The Queen Mary was designed for the weekly express service between Southampton, Cherbourg and New York to replace the ageing Mauretania and compete with British, German and French rivals on the Atlantic passage. Her keel was laid down at the John Brown & Company shipyard in Clydebank in January 1931, but work had to be halted in December because Cunard were in financial difficulties. The government eventually advanced a loan on condition that Cunard merged with its main British rival, the White Star Line. The 80,000-ton liner cost £3.5m (around £260m today). The ship was named after the wife of King George V, Mary of Teck. Legend has it that Cunard wanted to name the ship Victoria, but having been asked for permission to name the ship “after Britain’s greatest Queen”, The King replied that his wife would be delighted!
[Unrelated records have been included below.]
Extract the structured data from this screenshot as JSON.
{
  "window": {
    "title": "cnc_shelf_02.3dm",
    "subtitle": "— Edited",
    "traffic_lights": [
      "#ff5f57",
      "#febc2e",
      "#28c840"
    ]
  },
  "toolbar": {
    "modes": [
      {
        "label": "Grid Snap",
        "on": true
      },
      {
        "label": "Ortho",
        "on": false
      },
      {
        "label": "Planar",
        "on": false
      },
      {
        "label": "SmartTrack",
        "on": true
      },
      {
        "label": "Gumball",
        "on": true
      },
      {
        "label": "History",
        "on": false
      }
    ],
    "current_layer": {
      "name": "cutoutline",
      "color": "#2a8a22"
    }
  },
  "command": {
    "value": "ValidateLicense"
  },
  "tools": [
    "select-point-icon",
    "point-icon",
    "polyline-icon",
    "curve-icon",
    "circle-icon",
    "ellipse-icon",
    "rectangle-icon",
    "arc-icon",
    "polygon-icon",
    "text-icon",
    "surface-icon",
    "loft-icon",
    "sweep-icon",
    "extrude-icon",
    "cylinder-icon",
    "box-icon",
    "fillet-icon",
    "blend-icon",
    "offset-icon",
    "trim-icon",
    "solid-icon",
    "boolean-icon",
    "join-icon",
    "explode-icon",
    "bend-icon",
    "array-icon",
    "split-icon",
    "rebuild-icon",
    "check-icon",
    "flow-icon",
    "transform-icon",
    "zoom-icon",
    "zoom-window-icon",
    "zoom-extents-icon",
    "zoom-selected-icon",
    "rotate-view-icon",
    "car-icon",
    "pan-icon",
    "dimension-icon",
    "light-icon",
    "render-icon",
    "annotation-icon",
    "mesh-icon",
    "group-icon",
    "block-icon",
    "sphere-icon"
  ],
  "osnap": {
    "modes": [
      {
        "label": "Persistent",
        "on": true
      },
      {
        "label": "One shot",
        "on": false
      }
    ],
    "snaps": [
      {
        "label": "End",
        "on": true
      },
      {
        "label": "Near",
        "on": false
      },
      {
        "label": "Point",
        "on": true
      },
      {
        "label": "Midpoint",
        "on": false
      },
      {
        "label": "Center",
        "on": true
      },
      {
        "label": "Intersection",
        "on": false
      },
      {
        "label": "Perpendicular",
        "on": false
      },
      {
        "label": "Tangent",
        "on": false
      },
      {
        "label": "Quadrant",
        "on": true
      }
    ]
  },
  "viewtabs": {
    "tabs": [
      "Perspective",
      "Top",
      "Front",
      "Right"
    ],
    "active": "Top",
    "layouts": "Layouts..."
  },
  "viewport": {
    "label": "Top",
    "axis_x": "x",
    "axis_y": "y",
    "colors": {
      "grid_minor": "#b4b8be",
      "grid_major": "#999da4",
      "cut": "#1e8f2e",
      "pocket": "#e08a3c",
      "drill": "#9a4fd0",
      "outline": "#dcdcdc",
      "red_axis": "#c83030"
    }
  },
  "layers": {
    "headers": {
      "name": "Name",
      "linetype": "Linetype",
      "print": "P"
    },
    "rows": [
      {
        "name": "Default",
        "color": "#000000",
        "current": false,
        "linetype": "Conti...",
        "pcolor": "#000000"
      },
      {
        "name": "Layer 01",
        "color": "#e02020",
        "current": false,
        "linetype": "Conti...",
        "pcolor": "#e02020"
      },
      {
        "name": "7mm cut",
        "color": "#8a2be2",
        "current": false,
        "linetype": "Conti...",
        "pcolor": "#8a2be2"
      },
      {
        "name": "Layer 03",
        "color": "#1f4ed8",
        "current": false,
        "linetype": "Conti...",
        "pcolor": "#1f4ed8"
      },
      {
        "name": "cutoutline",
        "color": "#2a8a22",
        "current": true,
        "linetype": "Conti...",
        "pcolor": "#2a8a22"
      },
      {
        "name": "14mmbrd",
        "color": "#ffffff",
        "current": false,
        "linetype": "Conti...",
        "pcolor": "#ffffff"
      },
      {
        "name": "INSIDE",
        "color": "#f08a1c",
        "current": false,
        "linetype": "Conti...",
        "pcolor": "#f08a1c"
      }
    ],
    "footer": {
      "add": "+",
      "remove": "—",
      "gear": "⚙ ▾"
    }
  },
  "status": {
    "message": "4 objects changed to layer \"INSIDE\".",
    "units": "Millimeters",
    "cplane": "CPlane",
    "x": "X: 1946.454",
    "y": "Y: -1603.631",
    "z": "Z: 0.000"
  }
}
Built for speed, Queen Mary boasted a top speed of more than 30 knots. The ship had a crew of 1,100, which was more than one for every two of her full complement of 2,100 passengers. Accommodation ranged from luxurious first class staterooms to modest third-class cabins. Berths were not cheap, costing £80 per passage (equivalent to around £4,800 today). Baths offered both salt water and fresh water. Much of the ship's interior was designed by The Bromsgrove Guild of Applied Arts, artists and designers associated with the Arts and Crafts Movement. The stylish Art Deco interior incorporated woods from across the British Empire, and boasted two swimming pools, beauty salons, libraries, a children’s nursery, and even a kennel for the passengers’ dogs. There was a cinema, a music studio, a lecture hall, prayer rooms, and telephone connectivity to anywhere in the world. This was the first ocean liner to be equipped with her own Jewish prayer room, part of a policy to show that British shipping lines avoided the racism evident at that time in Nazi Germany. A turn around the promenade deck was equal to walking the length of Regent Street. A mural in the main dining room featured a map of the Atlantic and a crystal model of the ship which tracked its progress. However, Queen Mary's design was criticised for being too traditional, especially when compared to her French rival the S.S. Normandie.
The Queen Mary sailed on her maiden voyage on 27 May 1936. Supplies loaded for the voyage included 50,000 lbs of fresh meat, 50,000 eggs, 14,500 bottles of wine for the 50,000 meals served during each crossing, and 25,000 packets of cigarettes. Excited crowds watched the ship leave, a band played and an armada of vessels escorted her out of Southampton harbour. Fog prevented any hope of an Atlantic passage in record time and the ship was found to roll alarmingly; at its worst, you could walk along a corridor with one foot on the wall. Following remedial work to reduce the roll, Queen Mary captured the coveted Blue Riband for the fastest Atlantic crossing in August 1936; she lost the title to the Normandie in 1937 and recaptured it in 1938, holding it until 1952 when she was beaten by the new United States.
During the Second World War, the Queen Mary was converted into a troopship and ferried Allied soldiers, on one trip carrying some 68,000 men. Following the war, she was refitted and commenced passenger service with her sister ship, the Queen Elizabeth. The two ships dominated the transatlantic passenger transportation market until the dawn of the jet age in the late 1950s. By the mid-1960s, Queen Mary was ageing and, though still among the most popular transatlantic liners, was operating at a loss. She was officially retired from service, and left Southampton for the last time on 31 October 1967, sailing to the port of Long Beach, California, United States. Today, she is permanently moored as a tourist attraction, where you can experience a taste of travel in the ‘Rothschild’ style, and the glamour of a bygone age.
For further information and images from the golden age of the liners see the catalogue of the V&A Exhibition, Ocean Liners: Speed and Style (Daniel Finamore and Ghislaine Wood, V&A Publications, London, 2018)